• **TO DO**: Take every line from the listing below that includes "Définir" and copy it.

• **EXCERPTED DATA**:
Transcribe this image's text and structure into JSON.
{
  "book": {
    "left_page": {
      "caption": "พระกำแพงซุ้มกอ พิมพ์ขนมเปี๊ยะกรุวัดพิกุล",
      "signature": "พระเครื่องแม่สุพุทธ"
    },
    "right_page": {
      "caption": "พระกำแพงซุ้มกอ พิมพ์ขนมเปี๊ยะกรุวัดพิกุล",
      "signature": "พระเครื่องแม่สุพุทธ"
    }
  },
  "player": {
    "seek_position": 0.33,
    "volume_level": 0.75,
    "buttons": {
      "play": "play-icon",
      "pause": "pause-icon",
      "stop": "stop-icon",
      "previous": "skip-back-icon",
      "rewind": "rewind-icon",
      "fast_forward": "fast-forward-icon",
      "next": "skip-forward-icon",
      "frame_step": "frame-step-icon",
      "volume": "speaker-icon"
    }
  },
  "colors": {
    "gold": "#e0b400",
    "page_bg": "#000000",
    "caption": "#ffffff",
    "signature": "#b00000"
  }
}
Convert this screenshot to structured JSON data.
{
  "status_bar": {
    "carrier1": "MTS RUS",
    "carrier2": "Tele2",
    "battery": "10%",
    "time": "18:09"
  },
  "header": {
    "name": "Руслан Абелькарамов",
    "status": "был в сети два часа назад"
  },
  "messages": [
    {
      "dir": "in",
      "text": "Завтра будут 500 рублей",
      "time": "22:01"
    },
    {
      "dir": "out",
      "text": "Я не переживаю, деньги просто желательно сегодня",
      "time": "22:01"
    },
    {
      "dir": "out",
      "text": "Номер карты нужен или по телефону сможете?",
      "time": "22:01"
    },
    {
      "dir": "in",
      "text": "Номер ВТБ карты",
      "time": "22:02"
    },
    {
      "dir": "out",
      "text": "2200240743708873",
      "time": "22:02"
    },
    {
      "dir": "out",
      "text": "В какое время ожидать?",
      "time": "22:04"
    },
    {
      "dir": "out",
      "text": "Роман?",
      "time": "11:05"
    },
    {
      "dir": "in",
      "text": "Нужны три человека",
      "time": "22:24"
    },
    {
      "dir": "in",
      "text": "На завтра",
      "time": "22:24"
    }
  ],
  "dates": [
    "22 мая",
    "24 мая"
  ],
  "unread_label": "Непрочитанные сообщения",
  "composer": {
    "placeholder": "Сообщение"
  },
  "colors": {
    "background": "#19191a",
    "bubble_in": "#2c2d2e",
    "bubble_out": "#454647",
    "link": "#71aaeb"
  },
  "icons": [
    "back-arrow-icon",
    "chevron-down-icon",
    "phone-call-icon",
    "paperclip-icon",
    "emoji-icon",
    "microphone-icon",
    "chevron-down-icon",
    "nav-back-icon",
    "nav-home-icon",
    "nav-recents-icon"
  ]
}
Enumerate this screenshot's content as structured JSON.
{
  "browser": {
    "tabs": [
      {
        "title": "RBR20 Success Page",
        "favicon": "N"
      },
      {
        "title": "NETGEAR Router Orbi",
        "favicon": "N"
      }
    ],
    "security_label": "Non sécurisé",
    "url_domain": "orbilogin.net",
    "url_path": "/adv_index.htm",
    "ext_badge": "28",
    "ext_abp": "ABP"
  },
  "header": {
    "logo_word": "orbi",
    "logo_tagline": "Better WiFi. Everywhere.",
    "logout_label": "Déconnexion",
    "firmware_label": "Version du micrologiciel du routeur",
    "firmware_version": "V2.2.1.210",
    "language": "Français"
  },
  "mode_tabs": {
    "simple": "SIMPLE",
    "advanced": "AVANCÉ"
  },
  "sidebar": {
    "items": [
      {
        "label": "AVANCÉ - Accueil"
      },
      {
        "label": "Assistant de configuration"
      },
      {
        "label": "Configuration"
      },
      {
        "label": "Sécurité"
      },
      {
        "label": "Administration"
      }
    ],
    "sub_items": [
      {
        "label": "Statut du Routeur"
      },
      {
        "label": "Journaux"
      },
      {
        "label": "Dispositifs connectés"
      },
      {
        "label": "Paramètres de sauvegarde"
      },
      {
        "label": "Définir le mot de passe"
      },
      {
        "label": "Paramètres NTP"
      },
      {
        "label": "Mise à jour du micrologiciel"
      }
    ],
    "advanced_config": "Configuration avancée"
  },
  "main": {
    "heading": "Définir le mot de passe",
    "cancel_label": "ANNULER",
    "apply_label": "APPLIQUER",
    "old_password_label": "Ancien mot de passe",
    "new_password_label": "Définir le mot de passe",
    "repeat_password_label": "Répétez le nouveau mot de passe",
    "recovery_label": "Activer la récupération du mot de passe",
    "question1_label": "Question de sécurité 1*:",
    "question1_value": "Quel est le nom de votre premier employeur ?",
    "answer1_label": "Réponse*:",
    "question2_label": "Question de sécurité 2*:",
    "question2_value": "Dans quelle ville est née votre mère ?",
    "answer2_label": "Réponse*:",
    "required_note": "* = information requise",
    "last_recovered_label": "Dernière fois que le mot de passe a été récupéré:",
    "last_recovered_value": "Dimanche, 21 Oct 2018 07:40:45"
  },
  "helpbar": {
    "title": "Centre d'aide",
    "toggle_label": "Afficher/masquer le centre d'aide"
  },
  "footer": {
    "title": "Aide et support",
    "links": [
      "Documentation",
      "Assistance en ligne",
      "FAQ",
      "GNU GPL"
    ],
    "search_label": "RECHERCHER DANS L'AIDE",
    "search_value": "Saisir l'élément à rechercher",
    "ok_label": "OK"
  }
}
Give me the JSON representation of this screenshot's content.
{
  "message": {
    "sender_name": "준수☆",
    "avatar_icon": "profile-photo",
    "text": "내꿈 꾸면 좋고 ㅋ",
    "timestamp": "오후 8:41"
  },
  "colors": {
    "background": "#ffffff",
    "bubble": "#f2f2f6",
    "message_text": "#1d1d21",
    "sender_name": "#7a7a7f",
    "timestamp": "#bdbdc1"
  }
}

• **ANSWER SPACE**:
        "label": "Définir le mot de passe"
    "heading": "Définir le mot de passe",
    "new_password_label": "Définir le mot de passe",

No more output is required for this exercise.